• _Problem to work on_
Give the number of lines in the material below that include "block", and write nothing else.

• _Input_
◆ ◆ ◆ ◆ ◆
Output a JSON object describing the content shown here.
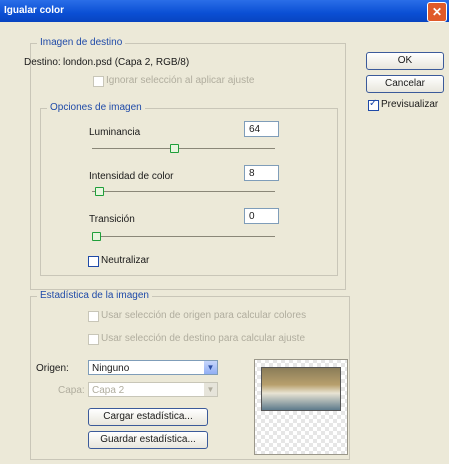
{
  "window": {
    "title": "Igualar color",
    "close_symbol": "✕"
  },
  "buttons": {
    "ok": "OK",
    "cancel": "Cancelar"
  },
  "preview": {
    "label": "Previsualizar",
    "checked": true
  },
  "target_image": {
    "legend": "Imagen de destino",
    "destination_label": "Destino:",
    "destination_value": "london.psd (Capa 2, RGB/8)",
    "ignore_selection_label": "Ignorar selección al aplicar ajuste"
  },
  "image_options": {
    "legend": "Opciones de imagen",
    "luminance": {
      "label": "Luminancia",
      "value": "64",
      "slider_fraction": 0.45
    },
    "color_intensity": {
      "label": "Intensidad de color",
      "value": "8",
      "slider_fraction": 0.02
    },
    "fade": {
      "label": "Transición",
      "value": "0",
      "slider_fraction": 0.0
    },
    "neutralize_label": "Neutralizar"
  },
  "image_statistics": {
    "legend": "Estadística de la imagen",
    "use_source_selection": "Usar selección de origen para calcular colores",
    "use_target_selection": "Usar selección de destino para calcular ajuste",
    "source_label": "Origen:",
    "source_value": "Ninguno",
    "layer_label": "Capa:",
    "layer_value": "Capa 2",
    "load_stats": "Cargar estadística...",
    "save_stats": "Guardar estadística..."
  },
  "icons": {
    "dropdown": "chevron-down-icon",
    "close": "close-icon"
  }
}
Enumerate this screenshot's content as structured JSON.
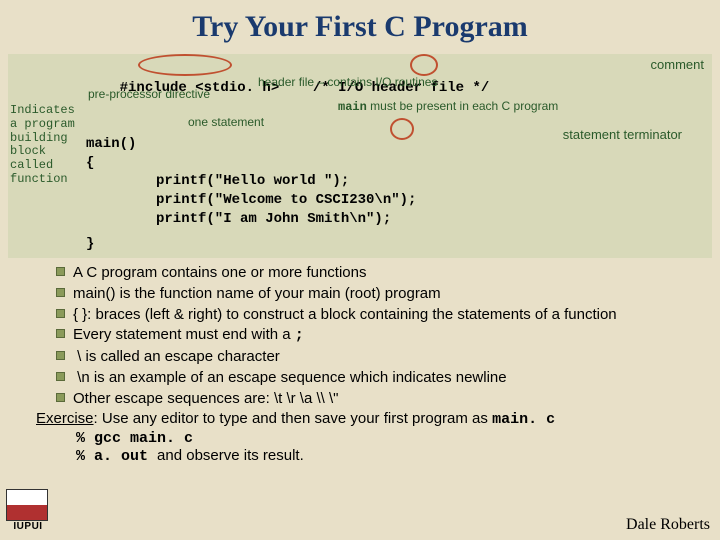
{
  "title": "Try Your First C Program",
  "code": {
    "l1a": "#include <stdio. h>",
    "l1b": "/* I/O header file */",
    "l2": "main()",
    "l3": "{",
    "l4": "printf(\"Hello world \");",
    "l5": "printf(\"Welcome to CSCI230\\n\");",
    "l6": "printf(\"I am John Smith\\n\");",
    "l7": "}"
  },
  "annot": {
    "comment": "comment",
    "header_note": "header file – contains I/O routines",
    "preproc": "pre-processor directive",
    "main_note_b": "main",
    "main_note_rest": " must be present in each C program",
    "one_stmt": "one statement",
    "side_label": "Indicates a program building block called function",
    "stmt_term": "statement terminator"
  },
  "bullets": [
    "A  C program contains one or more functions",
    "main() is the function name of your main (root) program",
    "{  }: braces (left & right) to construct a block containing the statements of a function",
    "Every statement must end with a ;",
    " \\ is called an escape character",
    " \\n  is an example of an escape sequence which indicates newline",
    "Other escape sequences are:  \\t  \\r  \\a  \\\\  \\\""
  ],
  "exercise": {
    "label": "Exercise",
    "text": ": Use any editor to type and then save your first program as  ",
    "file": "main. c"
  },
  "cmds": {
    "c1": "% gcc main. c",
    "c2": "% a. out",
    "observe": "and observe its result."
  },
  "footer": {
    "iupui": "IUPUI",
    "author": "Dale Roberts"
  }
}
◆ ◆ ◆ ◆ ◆
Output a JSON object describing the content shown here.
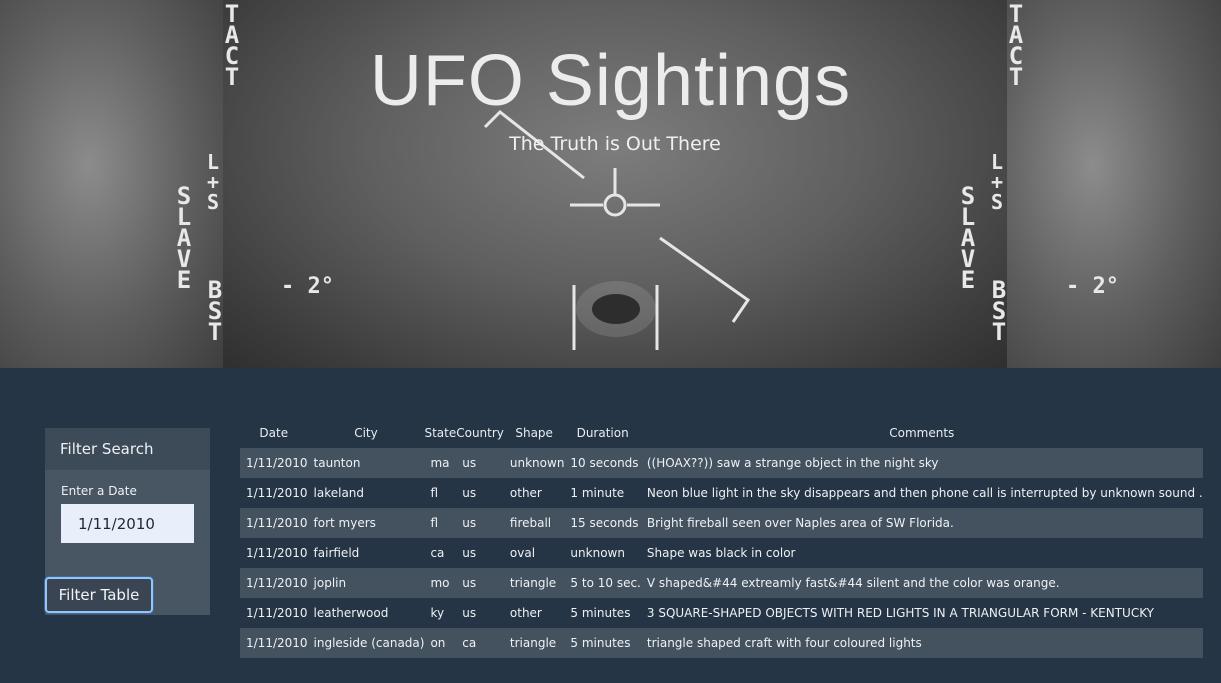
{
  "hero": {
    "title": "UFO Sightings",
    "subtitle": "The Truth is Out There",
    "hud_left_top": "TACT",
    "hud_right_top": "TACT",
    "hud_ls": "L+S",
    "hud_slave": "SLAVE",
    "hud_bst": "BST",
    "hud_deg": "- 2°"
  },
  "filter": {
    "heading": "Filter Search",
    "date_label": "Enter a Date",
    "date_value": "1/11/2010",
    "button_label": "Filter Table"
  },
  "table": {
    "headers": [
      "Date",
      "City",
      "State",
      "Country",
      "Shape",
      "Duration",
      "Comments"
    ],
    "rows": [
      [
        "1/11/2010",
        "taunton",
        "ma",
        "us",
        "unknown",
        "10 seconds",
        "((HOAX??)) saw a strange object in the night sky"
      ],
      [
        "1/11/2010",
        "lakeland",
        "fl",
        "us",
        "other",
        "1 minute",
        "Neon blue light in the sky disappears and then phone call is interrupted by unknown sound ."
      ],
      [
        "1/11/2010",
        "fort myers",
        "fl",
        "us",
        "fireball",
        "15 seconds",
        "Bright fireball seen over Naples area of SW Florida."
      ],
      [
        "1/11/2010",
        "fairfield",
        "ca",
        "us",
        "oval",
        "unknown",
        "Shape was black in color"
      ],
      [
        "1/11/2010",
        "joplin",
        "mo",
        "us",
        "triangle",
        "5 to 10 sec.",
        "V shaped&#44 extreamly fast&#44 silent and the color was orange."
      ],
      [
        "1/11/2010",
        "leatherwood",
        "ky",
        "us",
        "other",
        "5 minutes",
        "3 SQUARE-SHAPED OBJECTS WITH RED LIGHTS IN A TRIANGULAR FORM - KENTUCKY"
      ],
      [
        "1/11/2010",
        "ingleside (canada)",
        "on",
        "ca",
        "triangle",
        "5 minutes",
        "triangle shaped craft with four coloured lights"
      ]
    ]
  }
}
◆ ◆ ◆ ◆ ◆
• _Expected output_
2